CH’AN MASTER YAN YUN ASSISTS ORPHANED CHILDREN ACHIEVE THEIR DREAMS! (23.6.2013) Within China there is now a substantial body of academic work assessing the similarities
By Adrian Chan-Wyles PhD Knowing emptiness, deluded vision is purified;Contemplating loving kindness, behaviour is perfected,Understanding the unity of multiplicity is meditation;And the ultimate goal is
The Buddha explains clearly, in every expression of his teaching, that consciousness and physical matter are not two different things, even though they may be
This delusion has stained the mind for a very long time, and is the basis and driving force of the continuous cycle of life and death. This why it is often not possible for delusion to be wiped-out immediately, and why the Ch’an training requires certain prerequisite (and supportive) practices to
In China a ‘Zhu Chi’ refers to the man or woman who presides over a Buddhist temple. In ancient India, however, the same post was referred to as the ‘Wei Na’ (維那) [i.e. ‘Maintainer of Affairs’], whilst during the Sui and Tang Dynasties, this role was referred to as the ‘Si Zhu’ (寺主) [i.e. ‘Temple Master’].

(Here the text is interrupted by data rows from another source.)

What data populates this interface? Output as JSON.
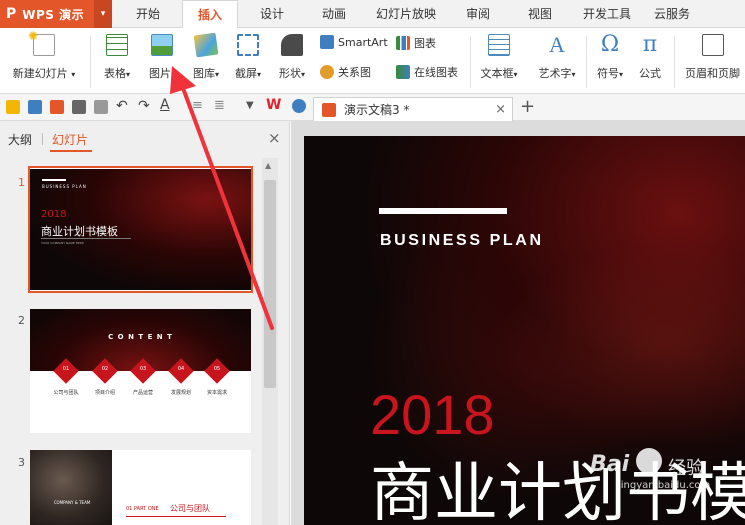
{
  "app": {
    "logo_letter": "P",
    "name": "WPS 演示",
    "logo_dropdown": "▾"
  },
  "tabs": [
    "开始",
    "插入",
    "设计",
    "动画",
    "幻灯片放映",
    "审阅",
    "视图",
    "开发工具",
    "云服务"
  ],
  "active_tab": "插入",
  "ribbon": {
    "new_slide": "新建幻灯片",
    "table": "表格",
    "picture": "图片",
    "gallery": "图库",
    "screenshot": "截屏",
    "shape": "形状",
    "smartart": "SmartArt",
    "chart": "图表",
    "relation": "关系图",
    "online_chart": "在线图表",
    "textbox": "文本框",
    "wordart": "艺术字",
    "symbol": "符号",
    "formula": "公式",
    "header_footer": "页眉和页脚",
    "dropdown_arrow": "▾"
  },
  "document_tab": {
    "title": "演示文稿3 *",
    "close": "×",
    "new": "+"
  },
  "panel": {
    "outline_tab": "大纲",
    "slides_tab": "幻灯片",
    "close": "×"
  },
  "thumbnails": [
    {
      "number": "1",
      "kicker": "BUSINESS PLAN",
      "year": "2018",
      "title": "商业计划书模板",
      "sub": "YOUR COMPANY NAME HERE"
    },
    {
      "number": "2",
      "heading": "C O N T E N T",
      "nums": [
        "01",
        "02",
        "03",
        "04",
        "05"
      ],
      "labels": [
        "公司与团队",
        "项目介绍",
        "产品运营",
        "发展规划",
        "资本需求"
      ]
    },
    {
      "number": "3",
      "badge": "COMPANY & TEAM",
      "part": "01 PART ONE",
      "title": "公司与团队"
    }
  ],
  "slide": {
    "kicker": "BUSINESS PLAN",
    "year": "2018",
    "title": "商业计划书模板"
  },
  "watermark": {
    "brand": "Bai",
    "brand2": "经验",
    "url": "jingyan.baidu.com"
  },
  "colors": {
    "accent": "#e2562a",
    "red": "#c8141c"
  }
}
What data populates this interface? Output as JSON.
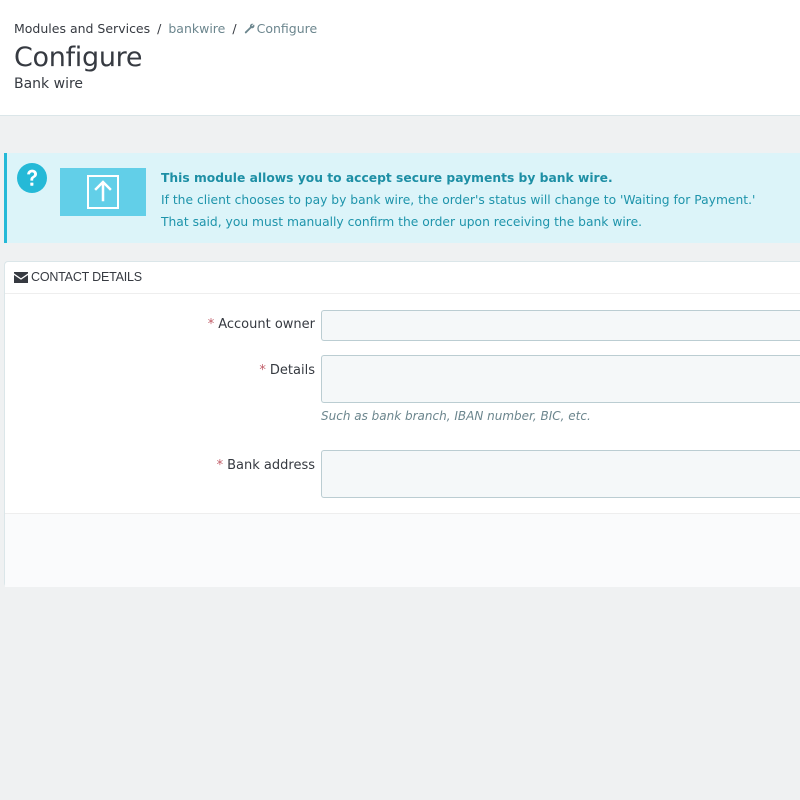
{
  "breadcrumb": {
    "items": [
      "Modules and Services",
      "bankwire",
      "Configure"
    ],
    "separator": "/"
  },
  "page": {
    "title": "Configure",
    "subtitle": "Bank wire"
  },
  "alert": {
    "icon": "question-circle-icon",
    "image": "upload-arrow-icon",
    "heading": "This module allows you to accept secure payments by bank wire.",
    "line1": "If the client chooses to pay by bank wire, the order's status will change to 'Waiting for Payment.'",
    "line2": "That said, you must manually confirm the order upon receiving the bank wire.",
    "accent": "#25b9d7"
  },
  "form": {
    "section_title": "CONTACT DETAILS",
    "section_icon": "envelope-icon",
    "required_marker": "*",
    "fields": [
      {
        "label": "Account owner",
        "value": "",
        "required": true
      },
      {
        "label": "Details",
        "value": "",
        "required": true,
        "help": "Such as bank branch, IBAN number, BIC, etc."
      },
      {
        "label": "Bank address",
        "value": "",
        "required": true
      }
    ]
  }
}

Therefore the characters ‘慧剑’ (hui jian) represent a distinctly ‘Buddhist’ method of clearing the mind that is as decisive as a blow from a sharp sword used in scholarly self-defence. Despite its obvious Buddhist origin and undertones – the ‘sword’ is a clear concession to the Confucian establishment as it strove to integrate foreign Indian Buddhist thought, with that of Chinese indigenous understanding and belief.